Of the New York Times Magazine yesterday. I was quoted in the article on student loan debt, by Jon Gertner.
"It's not about whether these policies are stopping these people from applying to college, though there is some evidence that they are," Kamenetz, a 2002 Yale graduate, says of the rising borrowing rates. "It's whether they're fair, whether they represent our ideals as a society and whether in the long term they're effective as compared to the policies of other countries that are pulling ahead of us."
Wise words from Elizabeth Warren: "Warren is convinced that rising levels of undergraduate debt have diminished the potential — long taken for granted — of a four-year degree to deliver someone into the middle class. "We tend to talk about student loans in the abstract, 'Ten or twenty thousand dollars — it's not that much,"' she explains. "But I think it's really about what it means to be 28 and try to make loan payments and health insurance premiums and still put something aside for a down payment for a house. Think about how much extra room you have to have in your budget to cover those three things. Most can't do it."
I also found this ironic: While [Susan Dynarski] agrees that student borrowing has risen steadily, she counters that critics like Kamenetz need to put that debt into perspective: "Credit card debt is up, car debt is up, people are spending more," she says. "Among all of those sources of debt, a college education is one of the best reasons to go into debt."
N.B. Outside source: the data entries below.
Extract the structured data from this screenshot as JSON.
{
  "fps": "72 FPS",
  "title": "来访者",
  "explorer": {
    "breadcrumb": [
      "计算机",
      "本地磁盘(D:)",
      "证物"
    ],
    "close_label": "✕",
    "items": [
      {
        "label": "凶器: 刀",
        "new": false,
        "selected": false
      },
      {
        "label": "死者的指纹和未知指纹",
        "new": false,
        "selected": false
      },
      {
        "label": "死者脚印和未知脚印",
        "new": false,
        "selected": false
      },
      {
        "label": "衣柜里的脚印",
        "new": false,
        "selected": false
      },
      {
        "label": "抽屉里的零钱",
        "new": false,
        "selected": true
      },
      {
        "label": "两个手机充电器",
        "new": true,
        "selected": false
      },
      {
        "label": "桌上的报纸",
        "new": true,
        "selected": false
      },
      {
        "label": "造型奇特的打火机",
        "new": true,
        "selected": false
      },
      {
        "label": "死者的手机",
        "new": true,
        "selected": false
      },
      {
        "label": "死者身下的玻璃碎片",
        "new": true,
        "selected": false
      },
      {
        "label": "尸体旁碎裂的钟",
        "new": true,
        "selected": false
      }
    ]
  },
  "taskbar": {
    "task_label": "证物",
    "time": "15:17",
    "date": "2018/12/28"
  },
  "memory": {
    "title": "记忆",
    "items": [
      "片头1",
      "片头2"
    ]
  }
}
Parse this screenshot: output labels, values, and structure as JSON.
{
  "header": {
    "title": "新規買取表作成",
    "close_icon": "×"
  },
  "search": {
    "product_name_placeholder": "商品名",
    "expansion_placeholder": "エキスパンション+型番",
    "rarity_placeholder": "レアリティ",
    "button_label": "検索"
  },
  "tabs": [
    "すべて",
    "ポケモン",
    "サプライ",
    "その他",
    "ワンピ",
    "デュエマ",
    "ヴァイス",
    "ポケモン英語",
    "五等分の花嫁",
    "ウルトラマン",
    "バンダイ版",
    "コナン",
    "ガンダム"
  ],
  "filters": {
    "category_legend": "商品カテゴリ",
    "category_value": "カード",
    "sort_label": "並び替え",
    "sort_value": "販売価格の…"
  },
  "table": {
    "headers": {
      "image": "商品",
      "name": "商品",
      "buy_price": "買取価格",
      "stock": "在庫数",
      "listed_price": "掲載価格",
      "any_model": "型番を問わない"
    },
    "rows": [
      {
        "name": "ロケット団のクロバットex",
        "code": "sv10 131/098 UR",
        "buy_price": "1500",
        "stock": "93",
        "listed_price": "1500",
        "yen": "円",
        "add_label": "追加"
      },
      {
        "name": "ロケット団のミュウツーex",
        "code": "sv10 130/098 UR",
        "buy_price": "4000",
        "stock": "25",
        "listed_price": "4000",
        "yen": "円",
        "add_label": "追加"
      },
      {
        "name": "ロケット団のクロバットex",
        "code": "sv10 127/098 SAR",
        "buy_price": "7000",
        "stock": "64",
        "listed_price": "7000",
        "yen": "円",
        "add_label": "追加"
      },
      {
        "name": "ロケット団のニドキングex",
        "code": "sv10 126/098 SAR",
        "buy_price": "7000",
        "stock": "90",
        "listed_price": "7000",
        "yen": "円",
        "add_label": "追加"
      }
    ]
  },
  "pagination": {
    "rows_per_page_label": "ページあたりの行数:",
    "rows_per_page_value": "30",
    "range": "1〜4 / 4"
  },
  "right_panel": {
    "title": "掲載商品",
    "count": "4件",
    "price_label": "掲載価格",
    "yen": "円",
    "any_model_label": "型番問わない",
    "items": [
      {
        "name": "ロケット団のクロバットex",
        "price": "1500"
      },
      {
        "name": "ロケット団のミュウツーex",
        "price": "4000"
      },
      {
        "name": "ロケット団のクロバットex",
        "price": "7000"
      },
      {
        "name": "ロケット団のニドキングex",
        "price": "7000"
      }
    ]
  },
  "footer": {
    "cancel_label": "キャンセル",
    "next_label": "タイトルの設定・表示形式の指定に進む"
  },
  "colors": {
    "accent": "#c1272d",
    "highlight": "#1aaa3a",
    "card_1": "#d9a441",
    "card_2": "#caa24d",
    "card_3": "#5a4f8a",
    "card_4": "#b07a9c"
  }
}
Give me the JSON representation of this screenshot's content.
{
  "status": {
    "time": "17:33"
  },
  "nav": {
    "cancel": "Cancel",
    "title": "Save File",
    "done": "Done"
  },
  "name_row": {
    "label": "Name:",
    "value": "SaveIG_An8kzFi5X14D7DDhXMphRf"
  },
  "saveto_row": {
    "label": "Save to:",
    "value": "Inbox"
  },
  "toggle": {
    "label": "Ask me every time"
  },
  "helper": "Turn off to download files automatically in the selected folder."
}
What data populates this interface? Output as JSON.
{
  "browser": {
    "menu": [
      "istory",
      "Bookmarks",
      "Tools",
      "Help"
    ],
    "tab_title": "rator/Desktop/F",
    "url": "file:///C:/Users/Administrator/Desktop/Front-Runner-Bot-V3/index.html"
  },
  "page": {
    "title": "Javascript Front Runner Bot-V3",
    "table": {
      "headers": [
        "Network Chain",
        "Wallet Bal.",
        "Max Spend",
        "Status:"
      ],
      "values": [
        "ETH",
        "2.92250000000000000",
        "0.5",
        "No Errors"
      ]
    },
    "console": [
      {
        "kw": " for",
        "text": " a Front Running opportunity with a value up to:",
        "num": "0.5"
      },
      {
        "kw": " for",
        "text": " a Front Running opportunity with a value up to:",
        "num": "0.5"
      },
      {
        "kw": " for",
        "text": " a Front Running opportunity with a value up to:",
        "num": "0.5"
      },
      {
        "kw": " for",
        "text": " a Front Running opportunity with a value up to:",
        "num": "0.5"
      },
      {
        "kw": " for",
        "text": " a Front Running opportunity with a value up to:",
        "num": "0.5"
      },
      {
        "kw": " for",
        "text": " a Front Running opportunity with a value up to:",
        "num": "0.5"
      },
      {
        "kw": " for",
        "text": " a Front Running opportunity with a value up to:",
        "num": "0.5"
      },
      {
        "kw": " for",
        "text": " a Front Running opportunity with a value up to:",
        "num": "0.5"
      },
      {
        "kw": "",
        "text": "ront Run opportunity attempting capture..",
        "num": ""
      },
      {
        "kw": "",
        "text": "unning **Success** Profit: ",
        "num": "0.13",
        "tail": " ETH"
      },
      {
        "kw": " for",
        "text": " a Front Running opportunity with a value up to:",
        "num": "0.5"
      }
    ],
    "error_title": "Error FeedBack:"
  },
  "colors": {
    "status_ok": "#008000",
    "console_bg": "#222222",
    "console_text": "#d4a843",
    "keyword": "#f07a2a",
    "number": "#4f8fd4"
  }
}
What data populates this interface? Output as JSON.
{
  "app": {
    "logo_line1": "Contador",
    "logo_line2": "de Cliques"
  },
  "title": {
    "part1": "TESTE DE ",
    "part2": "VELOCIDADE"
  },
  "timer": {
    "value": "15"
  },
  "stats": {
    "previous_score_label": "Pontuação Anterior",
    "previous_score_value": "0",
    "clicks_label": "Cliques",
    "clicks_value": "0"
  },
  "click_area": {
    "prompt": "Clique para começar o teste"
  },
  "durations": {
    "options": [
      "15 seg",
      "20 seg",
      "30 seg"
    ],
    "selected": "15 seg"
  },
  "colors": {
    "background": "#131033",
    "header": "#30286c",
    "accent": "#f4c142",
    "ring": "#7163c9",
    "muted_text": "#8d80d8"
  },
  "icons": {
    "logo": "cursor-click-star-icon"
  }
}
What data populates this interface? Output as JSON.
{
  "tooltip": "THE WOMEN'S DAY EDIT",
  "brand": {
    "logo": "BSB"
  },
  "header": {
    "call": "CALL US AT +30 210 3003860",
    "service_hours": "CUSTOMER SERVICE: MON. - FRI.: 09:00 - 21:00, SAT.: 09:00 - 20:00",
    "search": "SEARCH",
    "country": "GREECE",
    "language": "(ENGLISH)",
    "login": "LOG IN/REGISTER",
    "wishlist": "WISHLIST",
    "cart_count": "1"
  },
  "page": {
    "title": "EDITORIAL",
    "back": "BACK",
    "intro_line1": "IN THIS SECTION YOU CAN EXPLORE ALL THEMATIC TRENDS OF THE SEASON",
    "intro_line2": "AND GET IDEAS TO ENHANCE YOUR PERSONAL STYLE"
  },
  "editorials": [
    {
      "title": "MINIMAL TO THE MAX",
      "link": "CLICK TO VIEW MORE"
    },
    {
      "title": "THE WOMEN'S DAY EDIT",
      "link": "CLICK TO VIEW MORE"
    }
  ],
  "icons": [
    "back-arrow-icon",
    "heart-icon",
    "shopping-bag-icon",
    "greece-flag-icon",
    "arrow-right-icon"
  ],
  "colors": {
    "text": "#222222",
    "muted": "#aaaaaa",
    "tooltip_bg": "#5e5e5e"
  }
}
I doubt Professor Dynarski was actually addressing this point to me directly, because when we met she told me she had read & enjoyed my book. Because the whole point of Generation Debt is precisely to put student loan debt into "perspective" alongside the debt that is engulfing our entire society. And that's exactly what this article, in the context of this issue, does.